_Exercise aim_
Give an exact copy of every entry.

◇ ◇ ◇ ◇ ◇ ◇ ◇

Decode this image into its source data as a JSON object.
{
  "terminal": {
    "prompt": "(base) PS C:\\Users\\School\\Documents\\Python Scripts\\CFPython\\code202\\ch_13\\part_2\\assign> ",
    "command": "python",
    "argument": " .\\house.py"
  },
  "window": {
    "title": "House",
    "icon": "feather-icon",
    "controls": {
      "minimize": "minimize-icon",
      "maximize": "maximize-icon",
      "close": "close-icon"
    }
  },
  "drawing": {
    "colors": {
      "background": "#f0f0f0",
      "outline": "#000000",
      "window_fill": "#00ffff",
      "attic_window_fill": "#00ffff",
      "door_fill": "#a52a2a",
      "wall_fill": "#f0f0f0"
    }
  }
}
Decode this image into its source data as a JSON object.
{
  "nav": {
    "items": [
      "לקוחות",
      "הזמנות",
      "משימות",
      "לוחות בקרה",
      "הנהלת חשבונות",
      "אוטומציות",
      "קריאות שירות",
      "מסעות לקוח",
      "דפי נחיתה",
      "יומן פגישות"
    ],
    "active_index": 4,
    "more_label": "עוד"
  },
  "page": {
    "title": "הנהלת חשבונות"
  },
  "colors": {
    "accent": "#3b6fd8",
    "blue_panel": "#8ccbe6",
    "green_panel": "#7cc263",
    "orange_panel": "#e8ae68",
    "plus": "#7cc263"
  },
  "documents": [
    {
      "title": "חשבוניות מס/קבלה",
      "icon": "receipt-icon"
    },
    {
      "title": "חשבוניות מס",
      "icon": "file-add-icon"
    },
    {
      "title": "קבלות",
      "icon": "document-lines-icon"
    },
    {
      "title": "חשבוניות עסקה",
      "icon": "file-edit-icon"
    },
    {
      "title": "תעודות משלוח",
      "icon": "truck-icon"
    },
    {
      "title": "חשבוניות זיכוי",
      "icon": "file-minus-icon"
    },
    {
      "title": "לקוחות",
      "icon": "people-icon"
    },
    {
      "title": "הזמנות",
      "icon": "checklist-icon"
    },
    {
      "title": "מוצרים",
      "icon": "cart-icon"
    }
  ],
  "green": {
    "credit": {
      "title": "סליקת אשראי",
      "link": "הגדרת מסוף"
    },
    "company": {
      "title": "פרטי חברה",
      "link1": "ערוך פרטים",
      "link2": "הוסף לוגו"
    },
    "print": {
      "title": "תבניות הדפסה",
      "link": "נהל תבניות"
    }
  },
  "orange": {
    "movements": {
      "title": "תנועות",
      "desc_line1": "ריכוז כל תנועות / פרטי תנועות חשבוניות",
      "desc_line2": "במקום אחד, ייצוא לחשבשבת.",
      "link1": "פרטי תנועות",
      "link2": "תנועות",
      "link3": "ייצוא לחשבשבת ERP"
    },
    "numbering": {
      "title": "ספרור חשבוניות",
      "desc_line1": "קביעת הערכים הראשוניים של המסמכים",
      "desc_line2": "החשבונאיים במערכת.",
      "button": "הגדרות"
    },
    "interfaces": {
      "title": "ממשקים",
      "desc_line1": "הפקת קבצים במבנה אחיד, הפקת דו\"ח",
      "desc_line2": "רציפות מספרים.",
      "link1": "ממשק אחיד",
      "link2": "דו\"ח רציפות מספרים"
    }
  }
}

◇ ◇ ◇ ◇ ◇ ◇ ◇

_Solution for this task_
Decode this image into its source data as a JSON object.
{
  "terminal": {
    "prompt": "(base) PS C:\\Users\\School\\Documents\\Python Scripts\\CFPython\\code202\\ch_13\\part_2\\assign> ",
    "command": "python",
    "argument": " .\\house.py"
  },
  "window": {
    "title": "House",
    "icon": "feather-icon",
    "controls": {
      "minimize": "minimize-icon",
      "maximize": "maximize-icon",
      "close": "close-icon"
    }
  },
  "drawing": {
    "colors": {
      "background": "#f0f0f0",
      "outline": "#000000",
      "window_fill": "#00ffff",
      "attic_window_fill": "#00ffff",
      "door_fill": "#a52a2a",
      "wall_fill": "#f0f0f0"
    }
  }
}
Decode this image into its source data as a JSON object.
{
  "nav": {
    "items": [
      "לקוחות",
      "הזמנות",
      "משימות",
      "לוחות בקרה",
      "הנהלת חשבונות",
      "אוטומציות",
      "קריאות שירות",
      "מסעות לקוח",
      "דפי נחיתה",
      "יומן פגישות"
    ],
    "active_index": 4,
    "more_label": "עוד"
  },
  "page": {
    "title": "הנהלת חשבונות"
  },
  "colors": {
    "accent": "#3b6fd8",
    "blue_panel": "#8ccbe6",
    "green_panel": "#7cc263",
    "orange_panel": "#e8ae68",
    "plus": "#7cc263"
  },
  "documents": [
    {
      "title": "חשבוניות מס/קבלה",
      "icon": "receipt-icon"
    },
    {
      "title": "חשבוניות מס",
      "icon": "file-add-icon"
    },
    {
      "title": "קבלות",
      "icon": "document-lines-icon"
    },
    {
      "title": "חשבוניות עסקה",
      "icon": "file-edit-icon"
    },
    {
      "title": "תעודות משלוח",
      "icon": "truck-icon"
    },
    {
      "title": "חשבוניות זיכוי",
      "icon": "file-minus-icon"
    },
    {
      "title": "לקוחות",
      "icon": "people-icon"
    },
    {
      "title": "הזמנות",
      "icon": "checklist-icon"
    },
    {
      "title": "מוצרים",
      "icon": "cart-icon"
    }
  ],
  "green": {
    "credit": {
      "title": "סליקת אשראי",
      "link": "הגדרת מסוף"
    },
    "company": {
      "title": "פרטי חברה",
      "link1": "ערוך פרטים",
      "link2": "הוסף לוגו"
    },
    "print": {
      "title": "תבניות הדפסה",
      "link": "נהל תבניות"
    }
  },
  "orange": {
    "movements": {
      "title": "תנועות",
      "desc_line1": "ריכוז כל תנועות / פרטי תנועות חשבוניות",
      "desc_line2": "במקום אחד, ייצוא לחשבשבת.",
      "link1": "פרטי תנועות",
      "link2": "תנועות",
      "link3": "ייצוא לחשבשבת ERP"
    },
    "numbering": {
      "title": "ספרור חשבוניות",
      "desc_line1": "קביעת הערכים הראשוניים של המסמכים",
      "desc_line2": "החשבונאיים במערכת.",
      "button": "הגדרות"
    },
    "interfaces": {
      "title": "ממשקים",
      "desc_line1": "הפקת קבצים במבנה אחיד, הפקת דו\"ח",
      "desc_line2": "רציפות מספרים.",
      "link1": "ממשק אחיד",
      "link2": "דו\"ח רציפות מספרים"
    }
  }
}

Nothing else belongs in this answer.